Updated: 05/27/2014 10:14 AM
Created: 05/23/2014 9:05 AM WNYT.com
By: Subrina Dhammi
Every dam in New York State is labeled with an A B or C.
The letters indicate how much damage could be caused, and could people be injured or killed if the dam actually failed.
“Hazard class has nothing to do with the condition of the dam, hazard class indicates what would happen in the unlikely event of a dam failure,” says retired DEC worker, Joe Albert.
Joe Albert worked with the Department of Environmental Conservation for 35 years, and for some time, he specifically worked on the hazard classifications for the dams.
He retired a few years ago.

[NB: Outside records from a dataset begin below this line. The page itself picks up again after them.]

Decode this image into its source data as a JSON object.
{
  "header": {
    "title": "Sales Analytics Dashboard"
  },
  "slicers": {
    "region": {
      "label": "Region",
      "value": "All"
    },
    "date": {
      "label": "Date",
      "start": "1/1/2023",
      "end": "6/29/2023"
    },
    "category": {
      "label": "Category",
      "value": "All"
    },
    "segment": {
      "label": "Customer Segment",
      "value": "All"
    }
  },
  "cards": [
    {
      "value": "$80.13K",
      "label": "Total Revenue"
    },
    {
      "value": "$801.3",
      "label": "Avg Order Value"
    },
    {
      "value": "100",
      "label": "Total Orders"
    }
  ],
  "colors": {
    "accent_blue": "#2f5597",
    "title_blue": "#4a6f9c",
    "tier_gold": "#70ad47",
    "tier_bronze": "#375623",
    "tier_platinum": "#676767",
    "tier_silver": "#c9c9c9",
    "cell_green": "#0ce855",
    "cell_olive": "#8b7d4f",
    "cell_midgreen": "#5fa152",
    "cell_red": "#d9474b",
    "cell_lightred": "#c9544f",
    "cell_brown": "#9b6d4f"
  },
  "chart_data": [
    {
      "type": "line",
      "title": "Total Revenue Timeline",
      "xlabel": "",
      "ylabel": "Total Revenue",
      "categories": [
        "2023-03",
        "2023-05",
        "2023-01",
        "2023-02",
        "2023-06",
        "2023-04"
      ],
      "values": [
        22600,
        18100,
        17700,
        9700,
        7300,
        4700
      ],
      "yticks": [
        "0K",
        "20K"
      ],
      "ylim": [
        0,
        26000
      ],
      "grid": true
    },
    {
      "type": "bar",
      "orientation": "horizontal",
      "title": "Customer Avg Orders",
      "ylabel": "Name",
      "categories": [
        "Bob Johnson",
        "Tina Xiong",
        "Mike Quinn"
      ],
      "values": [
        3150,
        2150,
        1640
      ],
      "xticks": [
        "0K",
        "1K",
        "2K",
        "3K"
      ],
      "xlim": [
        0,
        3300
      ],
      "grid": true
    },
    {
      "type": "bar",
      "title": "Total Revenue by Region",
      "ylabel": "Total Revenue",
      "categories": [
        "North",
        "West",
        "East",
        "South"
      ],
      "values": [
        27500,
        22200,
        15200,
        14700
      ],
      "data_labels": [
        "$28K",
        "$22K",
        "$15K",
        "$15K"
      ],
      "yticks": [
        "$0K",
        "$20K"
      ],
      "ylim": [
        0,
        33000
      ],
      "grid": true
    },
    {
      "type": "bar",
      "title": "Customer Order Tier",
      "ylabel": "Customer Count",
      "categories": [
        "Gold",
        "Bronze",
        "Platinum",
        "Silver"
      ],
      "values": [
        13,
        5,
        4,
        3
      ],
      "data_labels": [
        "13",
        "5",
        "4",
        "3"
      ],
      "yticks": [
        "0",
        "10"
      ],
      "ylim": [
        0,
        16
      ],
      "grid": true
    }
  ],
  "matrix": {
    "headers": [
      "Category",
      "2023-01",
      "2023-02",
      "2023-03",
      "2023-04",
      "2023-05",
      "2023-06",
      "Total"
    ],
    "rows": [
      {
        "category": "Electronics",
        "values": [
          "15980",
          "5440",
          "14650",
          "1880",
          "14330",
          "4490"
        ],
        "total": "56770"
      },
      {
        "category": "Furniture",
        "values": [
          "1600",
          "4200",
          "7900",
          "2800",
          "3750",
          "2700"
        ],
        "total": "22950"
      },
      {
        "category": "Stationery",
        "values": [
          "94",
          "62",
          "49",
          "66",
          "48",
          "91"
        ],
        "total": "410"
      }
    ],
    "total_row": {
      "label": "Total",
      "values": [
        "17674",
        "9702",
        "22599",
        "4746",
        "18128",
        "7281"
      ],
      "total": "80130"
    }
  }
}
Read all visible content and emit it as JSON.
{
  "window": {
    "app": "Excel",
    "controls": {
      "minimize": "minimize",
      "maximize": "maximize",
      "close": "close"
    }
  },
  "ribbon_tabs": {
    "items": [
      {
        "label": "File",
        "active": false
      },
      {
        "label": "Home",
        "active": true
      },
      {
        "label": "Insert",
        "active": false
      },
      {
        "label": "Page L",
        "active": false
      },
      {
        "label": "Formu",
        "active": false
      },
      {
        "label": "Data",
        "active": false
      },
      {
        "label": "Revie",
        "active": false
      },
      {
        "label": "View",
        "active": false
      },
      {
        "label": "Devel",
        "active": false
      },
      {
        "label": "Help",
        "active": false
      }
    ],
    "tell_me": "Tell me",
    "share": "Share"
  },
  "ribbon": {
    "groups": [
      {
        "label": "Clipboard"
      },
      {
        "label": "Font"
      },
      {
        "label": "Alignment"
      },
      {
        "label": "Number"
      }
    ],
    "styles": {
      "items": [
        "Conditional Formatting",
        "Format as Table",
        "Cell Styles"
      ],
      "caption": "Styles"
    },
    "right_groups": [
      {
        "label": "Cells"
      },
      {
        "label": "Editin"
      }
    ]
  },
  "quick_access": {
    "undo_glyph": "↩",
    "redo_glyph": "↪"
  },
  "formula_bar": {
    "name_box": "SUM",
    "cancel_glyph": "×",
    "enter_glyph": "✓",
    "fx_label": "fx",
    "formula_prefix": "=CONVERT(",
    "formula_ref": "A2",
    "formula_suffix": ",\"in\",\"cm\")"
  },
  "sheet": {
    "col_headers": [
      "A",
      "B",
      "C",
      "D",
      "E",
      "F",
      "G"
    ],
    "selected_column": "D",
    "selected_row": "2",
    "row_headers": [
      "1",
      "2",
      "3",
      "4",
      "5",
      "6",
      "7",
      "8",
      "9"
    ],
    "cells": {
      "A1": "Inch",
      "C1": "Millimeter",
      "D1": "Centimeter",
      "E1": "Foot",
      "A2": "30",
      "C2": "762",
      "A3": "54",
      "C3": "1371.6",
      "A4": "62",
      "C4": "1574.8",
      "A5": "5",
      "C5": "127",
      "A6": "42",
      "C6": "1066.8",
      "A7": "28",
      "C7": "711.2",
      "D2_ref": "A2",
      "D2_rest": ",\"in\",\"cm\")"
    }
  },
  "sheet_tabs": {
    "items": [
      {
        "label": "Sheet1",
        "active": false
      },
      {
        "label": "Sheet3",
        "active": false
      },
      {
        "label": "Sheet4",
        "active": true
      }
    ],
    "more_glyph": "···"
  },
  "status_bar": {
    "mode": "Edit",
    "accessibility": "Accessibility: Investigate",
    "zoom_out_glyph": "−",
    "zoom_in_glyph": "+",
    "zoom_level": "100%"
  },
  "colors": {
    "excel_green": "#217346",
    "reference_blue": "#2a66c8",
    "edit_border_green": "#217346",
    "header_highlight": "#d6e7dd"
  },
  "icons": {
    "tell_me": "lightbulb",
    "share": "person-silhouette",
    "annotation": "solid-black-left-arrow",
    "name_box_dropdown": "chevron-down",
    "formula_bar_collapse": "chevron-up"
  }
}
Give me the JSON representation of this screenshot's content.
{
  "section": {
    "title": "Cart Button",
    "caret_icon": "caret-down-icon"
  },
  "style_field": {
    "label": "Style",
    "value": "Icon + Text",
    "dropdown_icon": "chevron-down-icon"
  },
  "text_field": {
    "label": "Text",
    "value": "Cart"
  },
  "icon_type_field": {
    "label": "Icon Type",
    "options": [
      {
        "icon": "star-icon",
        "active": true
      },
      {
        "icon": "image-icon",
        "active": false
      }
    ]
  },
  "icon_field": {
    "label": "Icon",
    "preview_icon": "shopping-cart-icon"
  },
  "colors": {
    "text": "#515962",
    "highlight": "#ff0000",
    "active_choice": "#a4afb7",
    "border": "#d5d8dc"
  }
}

DEC is in charge of giving the dams these labels, and there are a lot of dams across the state.
There are at least 4,000 dams represented on a map in the region.
The green dots are the lowest hazard in case of a failure, blue is intermediate, and the red dots are the highest hazard.
There are at least 62 high hazard dams in the Capital Region.
Because the blue and red dots, or the B and C dams, have a higher hazard, they should have an emergency plan in place.
“But just have a plan and have the 1st responders ready so they knew if there's a problem and what they need to do,” says Albert.
Most dams along the canal are 'B' hazard.
That means they should have an emergency plan in place and DEC says Canal Corporation is responsible for that.
Take lock 9 in Rotterdam Junction, we know there was a lot of damage to this dam during tropical storm Irene, part of the structure washed away.
At the time of the storm, there was no emergency plan in place for the dam.
The most recent records we could find in our repeated questions to DEC shows as of 2 years ago, there was still no emergency plan for Locks 8, 9 or 10, all B hazard dams.
Here's why it's so important to have a plan in place.
Back in 2005, the Hadlock Pond Dam in Queensbury failed.
It's a high hazard dam.
“Few weeks, maybe a month prior to that failure, they just redid their emergency action plan and they had an exercise,” says Albert. “It is my opinion, because they did that, there was no loss of life there and there could have been.”
We remember how much water flowed into Rotterdam Junction during Irene.
And how people say they got little to no warning and had to run for the lives up a mountain because the water came in so fast.
Had there been an emergency plan in place, could some of those horrific moments been avoided?
If you want to take a look at the map to find the hazard classification of a dam near you, click on the link below, and scroll down to 'New York State Dams Inventory'. Click on the blue ball.